> **The task**: Every entry needs to be given again exactly as it reads.
___ Excerpted records ___
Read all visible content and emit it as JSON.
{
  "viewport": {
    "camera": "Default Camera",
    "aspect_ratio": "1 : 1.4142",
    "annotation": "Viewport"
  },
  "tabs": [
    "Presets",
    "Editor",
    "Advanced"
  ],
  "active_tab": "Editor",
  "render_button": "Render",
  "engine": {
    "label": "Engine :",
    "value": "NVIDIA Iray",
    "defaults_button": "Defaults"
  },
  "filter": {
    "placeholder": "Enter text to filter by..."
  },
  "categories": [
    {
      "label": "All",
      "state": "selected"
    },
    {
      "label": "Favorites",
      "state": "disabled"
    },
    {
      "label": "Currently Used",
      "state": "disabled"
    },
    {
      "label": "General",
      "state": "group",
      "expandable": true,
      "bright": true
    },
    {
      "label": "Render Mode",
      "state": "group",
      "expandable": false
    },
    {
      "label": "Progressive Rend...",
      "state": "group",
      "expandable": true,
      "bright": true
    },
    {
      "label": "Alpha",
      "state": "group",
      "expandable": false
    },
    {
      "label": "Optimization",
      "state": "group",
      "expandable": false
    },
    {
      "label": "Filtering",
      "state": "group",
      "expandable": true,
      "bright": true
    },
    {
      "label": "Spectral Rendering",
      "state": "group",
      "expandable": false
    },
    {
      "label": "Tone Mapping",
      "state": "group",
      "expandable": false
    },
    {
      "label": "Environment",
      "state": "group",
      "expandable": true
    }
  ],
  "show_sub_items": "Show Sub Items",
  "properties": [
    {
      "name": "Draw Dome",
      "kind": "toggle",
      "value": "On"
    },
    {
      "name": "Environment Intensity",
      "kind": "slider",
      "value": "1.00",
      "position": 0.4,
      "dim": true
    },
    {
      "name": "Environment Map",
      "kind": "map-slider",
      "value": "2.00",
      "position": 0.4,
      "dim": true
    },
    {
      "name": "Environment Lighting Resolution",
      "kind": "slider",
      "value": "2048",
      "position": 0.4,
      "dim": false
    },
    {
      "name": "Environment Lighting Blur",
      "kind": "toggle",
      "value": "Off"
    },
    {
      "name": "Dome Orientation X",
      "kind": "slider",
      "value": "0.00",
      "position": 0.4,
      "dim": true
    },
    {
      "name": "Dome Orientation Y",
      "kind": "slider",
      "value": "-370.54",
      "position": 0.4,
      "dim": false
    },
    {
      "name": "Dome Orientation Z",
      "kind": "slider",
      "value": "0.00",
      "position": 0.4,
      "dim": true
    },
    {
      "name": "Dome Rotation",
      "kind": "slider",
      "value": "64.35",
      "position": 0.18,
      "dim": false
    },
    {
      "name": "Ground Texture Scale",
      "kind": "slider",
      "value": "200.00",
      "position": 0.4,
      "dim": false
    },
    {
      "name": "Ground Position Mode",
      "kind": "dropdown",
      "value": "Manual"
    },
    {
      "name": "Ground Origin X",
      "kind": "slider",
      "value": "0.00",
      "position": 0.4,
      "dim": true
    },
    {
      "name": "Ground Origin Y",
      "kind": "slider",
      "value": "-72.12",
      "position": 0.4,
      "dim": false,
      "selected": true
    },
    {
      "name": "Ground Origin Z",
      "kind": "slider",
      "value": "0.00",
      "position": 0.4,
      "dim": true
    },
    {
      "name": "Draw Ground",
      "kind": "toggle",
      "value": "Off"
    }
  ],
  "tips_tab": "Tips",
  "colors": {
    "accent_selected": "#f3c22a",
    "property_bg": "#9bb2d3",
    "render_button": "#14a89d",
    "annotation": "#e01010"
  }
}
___
> **Completed exercise**:
Read all visible content and emit it as JSON.
{
  "viewport": {
    "camera": "Default Camera",
    "aspect_ratio": "1 : 1.4142",
    "annotation": "Viewport"
  },
  "tabs": [
    "Presets",
    "Editor",
    "Advanced"
  ],
  "active_tab": "Editor",
  "render_button": "Render",
  "engine": {
    "label": "Engine :",
    "value": "NVIDIA Iray",
    "defaults_button": "Defaults"
  },
  "filter": {
    "placeholder": "Enter text to filter by..."
  },
  "categories": [
    {
      "label": "All",
      "state": "selected"
    },
    {
      "label": "Favorites",
      "state": "disabled"
    },
    {
      "label": "Currently Used",
      "state": "disabled"
    },
    {
      "label": "General",
      "state": "group",
      "expandable": true,
      "bright": true
    },
    {
      "label": "Render Mode",
      "state": "group",
      "expandable": false
    },
    {
      "label": "Progressive Rend...",
      "state": "group",
      "expandable": true,
      "bright": true
    },
    {
      "label": "Alpha",
      "state": "group",
      "expandable": false
    },
    {
      "label": "Optimization",
      "state": "group",
      "expandable": false
    },
    {
      "label": "Filtering",
      "state": "group",
      "expandable": true,
      "bright": true
    },
    {
      "label": "Spectral Rendering",
      "state": "group",
      "expandable": false
    },
    {
      "label": "Tone Mapping",
      "state": "group",
      "expandable": false
    },
    {
      "label": "Environment",
      "state": "group",
      "expandable": true
    }
  ],
  "show_sub_items": "Show Sub Items",
  "properties": [
    {
      "name": "Draw Dome",
      "kind": "toggle",
      "value": "On"
    },
    {
      "name": "Environment Intensity",
      "kind": "slider",
      "value": "1.00",
      "position": 0.4,
      "dim": true
    },
    {
      "name": "Environment Map",
      "kind": "map-slider",
      "value": "2.00",
      "position": 0.4,
      "dim": true
    },
    {
      "name": "Environment Lighting Resolution",
      "kind": "slider",
      "value": "2048",
      "position": 0.4,
      "dim": false
    },
    {
      "name": "Environment Lighting Blur",
      "kind": "toggle",
      "value": "Off"
    },
    {
      "name": "Dome Orientation X",
      "kind": "slider",
      "value": "0.00",
      "position": 0.4,
      "dim": true
    },
    {
      "name": "Dome Orientation Y",
      "kind": "slider",
      "value": "-370.54",
      "position": 0.4,
      "dim": false
    },
    {
      "name": "Dome Orientation Z",
      "kind": "slider",
      "value": "0.00",
      "position": 0.4,
      "dim": true
    },
    {
      "name": "Dome Rotation",
      "kind": "slider",
      "value": "64.35",
      "position": 0.18,
      "dim": false
    },
    {
      "name": "Ground Texture Scale",
      "kind": "slider",
      "value": "200.00",
      "position": 0.4,
      "dim": false
    },
    {
      "name": "Ground Position Mode",
      "kind": "dropdown",
      "value": "Manual"
    },
    {
      "name": "Ground Origin X",
      "kind": "slider",
      "value": "0.00",
      "position": 0.4,
      "dim": true
    },
    {
      "name": "Ground Origin Y",
      "kind": "slider",
      "value": "-72.12",
      "position": 0.4,
      "dim": false,
      "selected": true
    },
    {
      "name": "Ground Origin Z",
      "kind": "slider",
      "value": "0.00",
      "position": 0.4,
      "dim": true
    },
    {
      "name": "Draw Ground",
      "kind": "toggle",
      "value": "Off"
    }
  ],
  "tips_tab": "Tips",
  "colors": {
    "accent_selected": "#f3c22a",
    "property_bg": "#9bb2d3",
    "render_button": "#14a89d",
    "annotation": "#e01010"
  }
}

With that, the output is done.